Monday, April 14, 2014


The approach broker / dealers adopted early on in the development of application technology was to develop product-centric systems. For example a, equity system fro equities, a government systems for Treasury and a MBS system for mortgage backed securities. As a result, today firm have multiple processing platforms, each supporting specific products. The driver behind this approach was to create a template system that could be cloned to support other product systems. For example if the base fixed income system was the Treasury bond system, it could be used as the foundation for corporate and municipal bonds. Extraneous or unneeded functionality would be stripped while new functionality unique to corporate and municipal bonds would be added. This allowed firms to avoid "reinventing the wheel" each time they introduced a new product and sped up the process as well.

The outcomes were many similar, but different processing systems, each requiring expertise, maintenance and support. For example some products settled one day after trade date, others five days after trade date while mortgage backed securities can settle up to six month after trade date. Differences were pervasive throughout the trade life-cycle as well as in reference data, trade entry, and asset servicing and reporting. This required systems developers and maintenance staff to have current and relevant expertise and knowledge of each product and the related processing functions. The bottom line is that this resulted in increased information technology costs and often delayed new functionality and updates to be applied, even today.

Firms are still struggling to find an approach to address this challenge.  In the past 30+ years have seen many innovations in database design, programming languages and other advances that can provide benefits to financial services firms processing systems. But first they must reduce the number of product-centric systems to facilitate an efficient future environment. There are various alternatives; one is to build a new multi-product system to replace the product-centric systems. But the alternatives require a major effort in cost and resources. And have to be done in the current environment of keeping costs down.

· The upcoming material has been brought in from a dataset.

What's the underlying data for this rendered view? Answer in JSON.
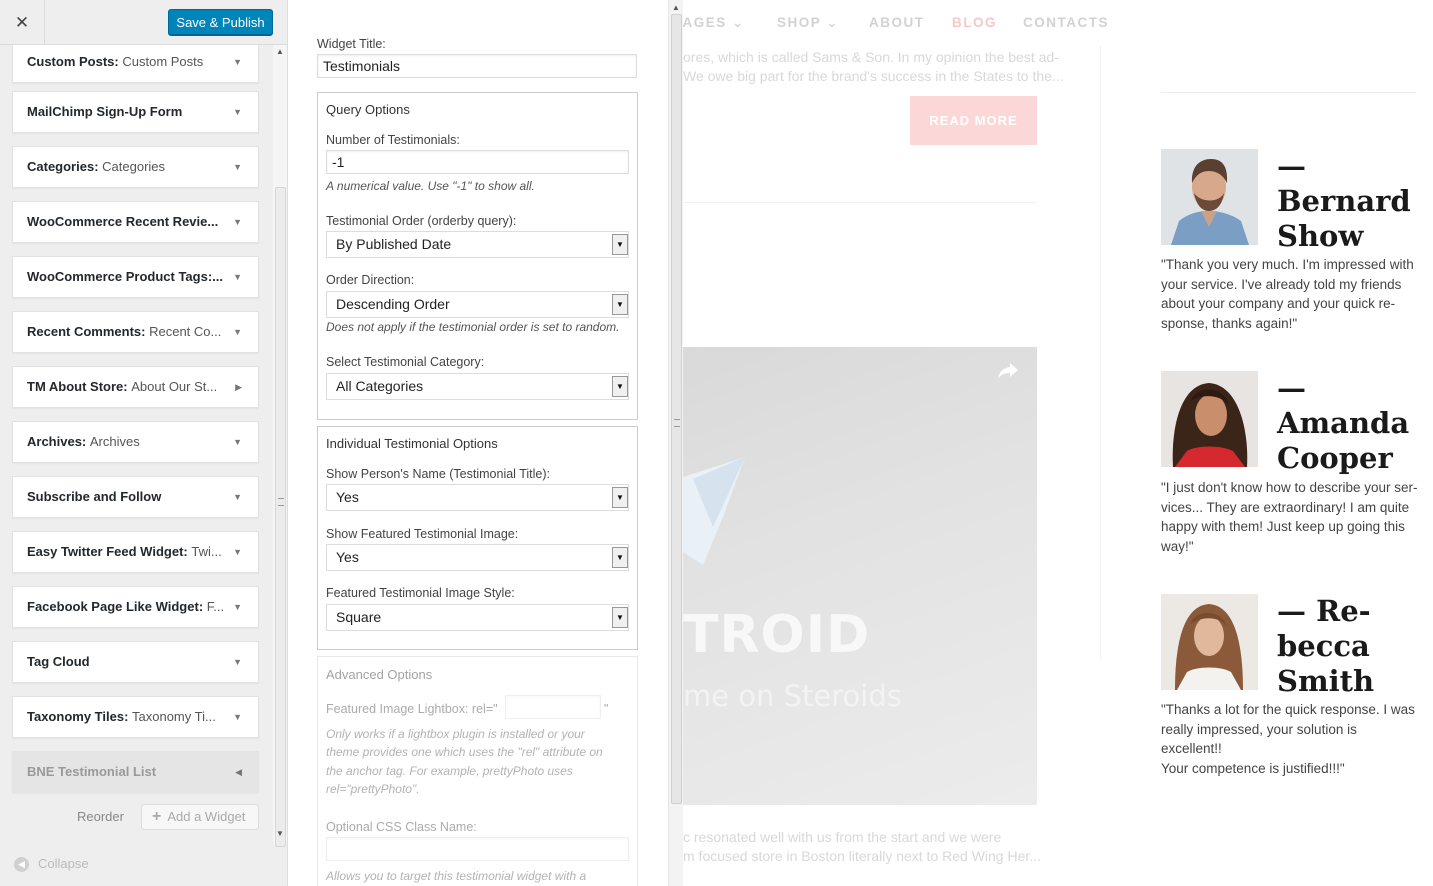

         What is your opinion about this?

          Does this cause firms to less competitive?
                                Are there other viable approaches available?